Volkswagen Type 4 engine
|Predecessor||Volkswagen Type 1 engine|
|Successor||Volkswagen Wasserboxer engine|
In 1968, Volkswagen introduced a new vehicle, the Volkswagen Type 4. The model 411, and later the model 412, offered many new features to the Volkswagen lineup.
While the Type 4 was discontinued in 1974 when sales dropped, its engine became the power plant for Volkswagen Type 2s produced from 1972 to 1979: it continued in modified form in the later Vanagon which was air-cooled from 1980 until mid-1983.
The engine that superseded the Type 4 engine in late 1983 retained Volkswagen Type 1 architecture, yet featured water-cooled cylinder heads and cylinder jackets. The wasserboxer, Volkswagen terminology for a water-cooled, opposed-cylinder (flat or 'boxer engine') was subsequently discontinued in 1992 with the introduction of the Eurovan.
The Type 4 engine was also used on the Volkswagen version of the Porsche 914. Volkswagen versions originally came with an 80 horsepower (60 kW) fuel-injected 1.7-litre flat-4 engine based on the Volkswagen air-cooled engine. In Europe, the four-cylinder cars were sold as Volkswagen-Porsches, at Volkswagen dealerships.
Porsche discontinued the 914/6 variant in 1972 after production of 3,351 units; its place in the lineup was filled by a variant powered by a new 95 metric horsepower (70 kW; 94 bhp) 2.0-litre fuel-injected version of Volkswagen's Type 4 engine in 1973. For 1974, the 1.7-litre engine was replaced by a 76 metric horsepower (56 kW; 75 bhp) 1.8-litre, and the new Bosch L-Jetronic fuel injection system was added to American units to help with emissions control. 914 production ended in 1976. The 2.0-litre engine continued to be used in the Porsche 912E, which provided an entry-level model until the Porsche 924 was introduced.

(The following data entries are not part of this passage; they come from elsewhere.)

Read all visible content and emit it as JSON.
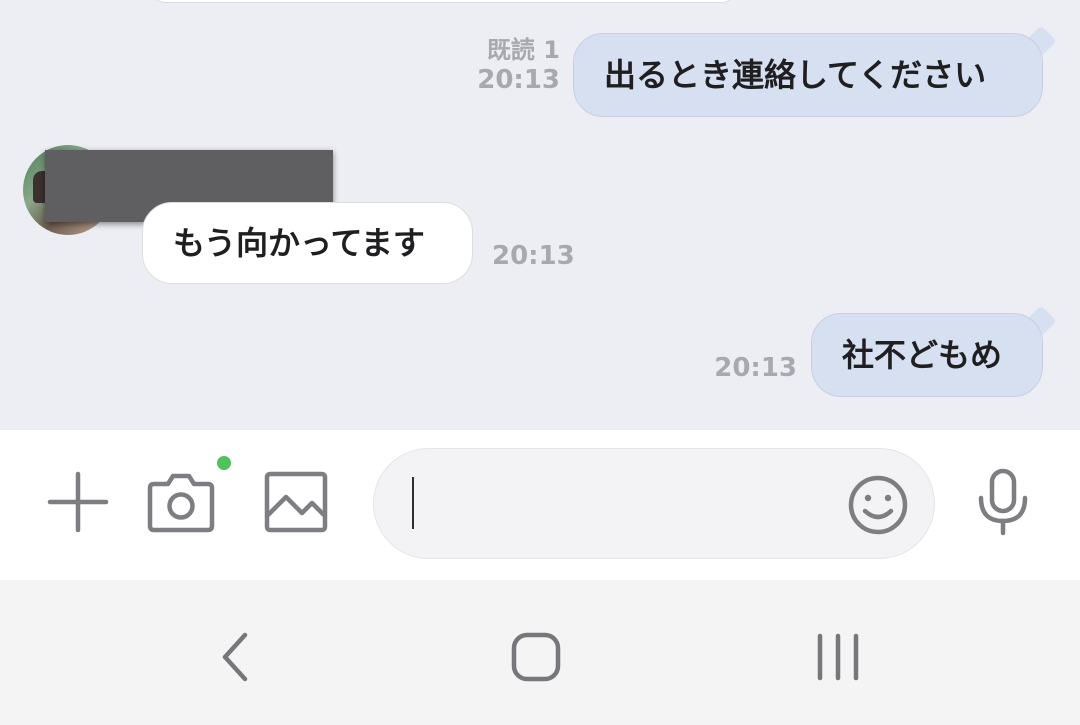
{
  "chat": {
    "messages": [
      {
        "direction": "out",
        "text": "出るとき連絡してください",
        "read_status": "既読 1",
        "time": "20:13"
      },
      {
        "direction": "in",
        "text": "もう向かってます",
        "time": "20:13"
      },
      {
        "direction": "out",
        "text": "社不どもめ",
        "time": "20:13"
      }
    ]
  },
  "input_bar": {
    "text_value": "",
    "icons": [
      "plus-icon",
      "camera-icon",
      "image-icon",
      "emoji-icon",
      "microphone-icon"
    ],
    "notification_dot": true
  },
  "navigation": {
    "icons": [
      "back-icon",
      "home-icon",
      "recents-icon"
    ]
  },
  "colors": {
    "chat_background": "#eceef3",
    "outgoing_bubble": "#d7e0f1",
    "incoming_bubble": "#ffffff",
    "timestamp": "#a7a9b0",
    "notification_dot": "#4fc25b",
    "icon_gray": "#808084"
  }
}
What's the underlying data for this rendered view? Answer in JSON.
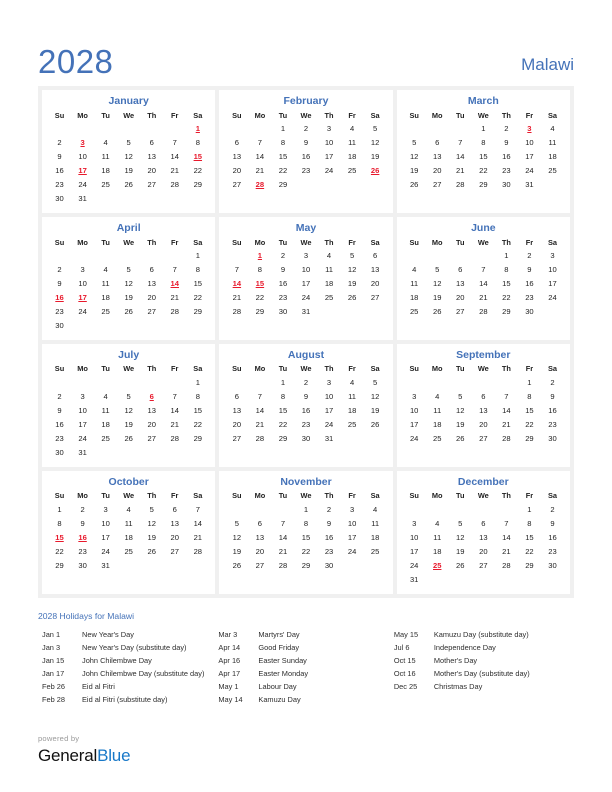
{
  "header": {
    "year": "2028",
    "country": "Malawi",
    "accent_color": "#4472b8",
    "holiday_color": "#e8192c"
  },
  "weekdays": [
    "Su",
    "Mo",
    "Tu",
    "We",
    "Th",
    "Fr",
    "Sa"
  ],
  "months": [
    {
      "name": "January",
      "lead_blanks": 6,
      "days": 31,
      "holidays": [
        1,
        3,
        15,
        17
      ]
    },
    {
      "name": "February",
      "lead_blanks": 2,
      "days": 29,
      "holidays": [
        26,
        28
      ]
    },
    {
      "name": "March",
      "lead_blanks": 3,
      "days": 31,
      "holidays": [
        3
      ]
    },
    {
      "name": "April",
      "lead_blanks": 6,
      "days": 30,
      "holidays": [
        14,
        16,
        17
      ]
    },
    {
      "name": "May",
      "lead_blanks": 1,
      "days": 31,
      "holidays": [
        1,
        14,
        15
      ]
    },
    {
      "name": "June",
      "lead_blanks": 4,
      "days": 30,
      "holidays": []
    },
    {
      "name": "July",
      "lead_blanks": 6,
      "days": 31,
      "holidays": [
        6
      ]
    },
    {
      "name": "August",
      "lead_blanks": 2,
      "days": 31,
      "holidays": []
    },
    {
      "name": "September",
      "lead_blanks": 5,
      "days": 30,
      "holidays": []
    },
    {
      "name": "October",
      "lead_blanks": 0,
      "days": 31,
      "holidays": [
        15,
        16
      ]
    },
    {
      "name": "November",
      "lead_blanks": 3,
      "days": 30,
      "holidays": []
    },
    {
      "name": "December",
      "lead_blanks": 5,
      "days": 31,
      "holidays": [
        25
      ]
    }
  ],
  "holidays_section": {
    "heading": "2028 Holidays for Malawi",
    "columns": [
      [
        {
          "date": "Jan 1",
          "name": "New Year's Day"
        },
        {
          "date": "Jan 3",
          "name": "New Year's Day (substitute day)"
        },
        {
          "date": "Jan 15",
          "name": "John Chilembwe Day"
        },
        {
          "date": "Jan 17",
          "name": "John Chilembwe Day (substitute day)"
        },
        {
          "date": "Feb 26",
          "name": "Eid al Fitri"
        },
        {
          "date": "Feb 28",
          "name": "Eid al Fitri (substitute day)"
        }
      ],
      [
        {
          "date": "Mar 3",
          "name": "Martyrs' Day"
        },
        {
          "date": "Apr 14",
          "name": "Good Friday"
        },
        {
          "date": "Apr 16",
          "name": "Easter Sunday"
        },
        {
          "date": "Apr 17",
          "name": "Easter Monday"
        },
        {
          "date": "May 1",
          "name": "Labour Day"
        },
        {
          "date": "May 14",
          "name": "Kamuzu Day"
        }
      ],
      [
        {
          "date": "May 15",
          "name": "Kamuzu Day (substitute day)"
        },
        {
          "date": "Jul 6",
          "name": "Independence Day"
        },
        {
          "date": "Oct 15",
          "name": "Mother's Day"
        },
        {
          "date": "Oct 16",
          "name": "Mother's Day (substitute day)"
        },
        {
          "date": "Dec 25",
          "name": "Christmas Day"
        }
      ]
    ]
  },
  "footer": {
    "powered_by": "powered by",
    "brand_first": "General",
    "brand_second": "Blue"
  }
}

For the Volkswagen Type 2, 1972's most prominent change was a bigger engine compartment to fit the larger 1.7- to 2.0-litre engines from the Volkswagen Type 4, and a redesigned rear end which eliminated the removable rear apron. The air inlets were also enlarged to accommodate the increased cooling air needs of the larger engines.
This all-new, larger engine is commonly called the Type 4 engine as opposed to the previous Type 1 engine first introduced in the Type 1 Beetle. This engine was called "Type 4" because it was originally designed for the Type 4 (411 and 412) automobiles. There is no "Type 2 engine" or "Type 3 engine", because those vehicles did not feature new engine designs when introduced. They used the "Type 1" engine from the Beetle with minor modifications such as rear mount provisions and different cooling shroud arrangements, although the Type 3 did introduce fuel injection on the "Type 1" engine.
In the Type 2, the Volkswagen Type 4 engine was an option from 1972. This engine was standard in models destined for the US and Canada. Only with the Type 4 engine did an automatic transmission become available for the first time in 1973. Both engines displaced 1.7 litres, rated at 66 metric horsepower (49 kW; 65 bhp) with the manual transmission, and 62 metric horsepower (46 kW; 61 bhp) with the automatic. The Type 4 engine was enlarged to 1.8 litres and 68 metric horsepower (50 kW; 67 bhp) in 1974, and again to 2.0 litres and 70 metric horsepower (51 kW; 69 bhp) in 1976. As with all Transporter engines, the focus in development was not on motive power, but on low-end torque. The Type 4 engines were considerably more robust and durable than the Type 1 engines, particularly in Transporter service.
|Volkswagen 1700 engine|
|Displacement||1,679 cc (102.5 cu in)|
|Power output||76 PS (56 kW) @ 5,000 rpm|
|Torque output||127 N·m (94 lbf·ft) @ 3,500 rpm|
|Volkswagen 1800 engine|
|Power output||50 kW (68 PS; 67 bhp)|
|Volkswagen 2000 engine|
|Power output||52 kW (71 PS; 70 bhp)|
Uprated Volkswagen Type-4 engine with twin carbs